Phico Therapeutics, a British biotechnology company developing a novel platform technology as the basis of a new generation of antibiotics to overcome antibacterial resistance, announced that it had been awarded significant funding to support the manufacturing development of its intravenous antibiotic, SASPject PT3.8.
Innovate UK, the UK’s innovation agency, will provide $1.87 million to support the project, which will be undertaken in partnership with The Clinical Trial Company and GE Healthcare.
Phico is developing SASPject PT3.8, an antibacterial therapy for the systemic treatment of patients with serious Pseudomonas aeruginosa (P. aeruginosa) infections, which have a high mortality rate. P. aeruginosa causes a wide range of infections, most frequently in hospitals, and is very difficult to treat, due to the organisms/bacteria’s intrinsic antibiotic resistance mechanisms, including an impermeable cell membrane and efflux pumps, which can remove antibiotics that do enter the cell. As clinical trials are expanded, it is anticipated that the product will also be used in situations where a P. aeruginosa infection is suspected but yet to be confirmed, further extending the market opportunity for SASPject PT3.8.
SASPject PT3.8 has been developed using Phico’s SASPject™ platform, which utilises a unique antibacterial small acid-soluble spore proteins (SASP), to target and deactivate bacterial DNA, stopping bacteria from metabolising or reproducing. The Innovate UK funding will be used to improve the manufacturing yield of PT3.8. This includes the manufacture of a 15 litre pre-GMP batch for formal pre-clinical testing, and development of a quality management system (QMS) for manufacturing at Phico. As partners in the project, The Clinical Trial Company is developing the QMS and GE Healthcare advising on practical manufacturing processes. The programme cost will total $2.65 million and the remaining funds will provided by Phico’s shareholders.

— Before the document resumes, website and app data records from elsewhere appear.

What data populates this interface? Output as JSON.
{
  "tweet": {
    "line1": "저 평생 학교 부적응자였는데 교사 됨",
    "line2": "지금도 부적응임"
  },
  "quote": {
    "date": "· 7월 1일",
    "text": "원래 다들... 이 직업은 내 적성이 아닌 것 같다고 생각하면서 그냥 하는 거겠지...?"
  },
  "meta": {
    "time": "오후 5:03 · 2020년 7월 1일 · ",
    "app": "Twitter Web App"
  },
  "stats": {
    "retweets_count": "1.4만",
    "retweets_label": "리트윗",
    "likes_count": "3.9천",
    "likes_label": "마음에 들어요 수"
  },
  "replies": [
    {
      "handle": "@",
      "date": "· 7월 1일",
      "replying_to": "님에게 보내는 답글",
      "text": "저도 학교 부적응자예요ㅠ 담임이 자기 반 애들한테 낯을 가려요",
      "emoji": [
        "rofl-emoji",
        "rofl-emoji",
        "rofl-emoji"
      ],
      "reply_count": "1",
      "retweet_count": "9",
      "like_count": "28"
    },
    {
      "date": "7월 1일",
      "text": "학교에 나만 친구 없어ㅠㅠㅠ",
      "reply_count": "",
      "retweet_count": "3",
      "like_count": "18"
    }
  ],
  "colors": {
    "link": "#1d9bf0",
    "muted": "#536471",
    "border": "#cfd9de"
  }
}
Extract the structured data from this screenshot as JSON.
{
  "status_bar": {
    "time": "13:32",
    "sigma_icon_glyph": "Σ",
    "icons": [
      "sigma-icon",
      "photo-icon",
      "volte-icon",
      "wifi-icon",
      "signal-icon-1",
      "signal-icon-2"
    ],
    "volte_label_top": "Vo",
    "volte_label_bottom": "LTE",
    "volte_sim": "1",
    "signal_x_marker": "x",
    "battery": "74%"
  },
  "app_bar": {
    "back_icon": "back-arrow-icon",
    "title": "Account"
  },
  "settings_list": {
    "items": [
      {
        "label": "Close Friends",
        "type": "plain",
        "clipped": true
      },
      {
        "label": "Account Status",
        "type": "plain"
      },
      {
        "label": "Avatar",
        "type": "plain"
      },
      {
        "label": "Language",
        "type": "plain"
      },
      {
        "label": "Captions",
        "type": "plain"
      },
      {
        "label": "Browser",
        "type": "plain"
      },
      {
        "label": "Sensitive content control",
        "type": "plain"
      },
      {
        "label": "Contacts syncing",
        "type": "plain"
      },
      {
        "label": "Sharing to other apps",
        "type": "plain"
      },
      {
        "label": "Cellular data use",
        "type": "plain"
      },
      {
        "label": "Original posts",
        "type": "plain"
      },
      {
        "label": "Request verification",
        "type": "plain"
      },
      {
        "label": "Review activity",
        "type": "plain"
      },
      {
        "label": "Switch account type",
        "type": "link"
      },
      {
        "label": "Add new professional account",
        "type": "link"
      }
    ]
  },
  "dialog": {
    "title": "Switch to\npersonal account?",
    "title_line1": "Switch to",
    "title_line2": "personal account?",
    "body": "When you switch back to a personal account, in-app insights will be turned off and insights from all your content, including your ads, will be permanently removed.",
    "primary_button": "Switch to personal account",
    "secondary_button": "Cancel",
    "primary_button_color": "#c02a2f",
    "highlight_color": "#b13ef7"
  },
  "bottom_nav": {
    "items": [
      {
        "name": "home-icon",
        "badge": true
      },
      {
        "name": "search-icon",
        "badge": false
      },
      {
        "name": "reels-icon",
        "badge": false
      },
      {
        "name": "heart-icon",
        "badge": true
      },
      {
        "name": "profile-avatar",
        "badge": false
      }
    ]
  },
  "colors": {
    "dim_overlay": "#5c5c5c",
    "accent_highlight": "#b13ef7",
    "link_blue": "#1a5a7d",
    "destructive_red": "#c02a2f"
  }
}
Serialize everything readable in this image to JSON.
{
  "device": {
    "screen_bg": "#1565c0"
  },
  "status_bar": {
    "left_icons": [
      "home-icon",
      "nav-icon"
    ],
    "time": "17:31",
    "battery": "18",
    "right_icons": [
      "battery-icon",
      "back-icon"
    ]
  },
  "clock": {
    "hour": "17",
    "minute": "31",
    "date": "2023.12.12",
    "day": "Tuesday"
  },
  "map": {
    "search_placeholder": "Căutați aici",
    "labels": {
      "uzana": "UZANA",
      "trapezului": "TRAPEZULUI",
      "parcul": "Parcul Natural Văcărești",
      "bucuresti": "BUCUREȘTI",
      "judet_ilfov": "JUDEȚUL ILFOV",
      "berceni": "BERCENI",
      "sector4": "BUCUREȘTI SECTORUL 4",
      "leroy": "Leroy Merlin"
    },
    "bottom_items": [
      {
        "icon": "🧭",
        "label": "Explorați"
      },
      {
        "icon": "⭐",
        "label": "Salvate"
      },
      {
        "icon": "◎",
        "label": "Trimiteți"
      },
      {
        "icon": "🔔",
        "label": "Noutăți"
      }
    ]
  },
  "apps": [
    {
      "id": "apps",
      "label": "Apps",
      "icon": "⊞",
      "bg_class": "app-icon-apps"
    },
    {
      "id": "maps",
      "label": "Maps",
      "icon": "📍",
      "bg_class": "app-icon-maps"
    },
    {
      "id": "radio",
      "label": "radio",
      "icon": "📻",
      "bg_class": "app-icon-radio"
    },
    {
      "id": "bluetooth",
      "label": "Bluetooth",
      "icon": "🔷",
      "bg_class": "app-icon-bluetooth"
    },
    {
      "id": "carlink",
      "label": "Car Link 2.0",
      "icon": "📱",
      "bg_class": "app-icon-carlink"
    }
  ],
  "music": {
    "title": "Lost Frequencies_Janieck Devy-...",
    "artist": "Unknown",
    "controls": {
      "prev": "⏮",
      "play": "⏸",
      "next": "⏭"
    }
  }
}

Phico Therapeutics (Cambridge, UK) is developing a unique antibiotic technology to address one the most urgent challenges facing medicine today is how to destroy multi-drug resistant bacteria, the so-called superbugs.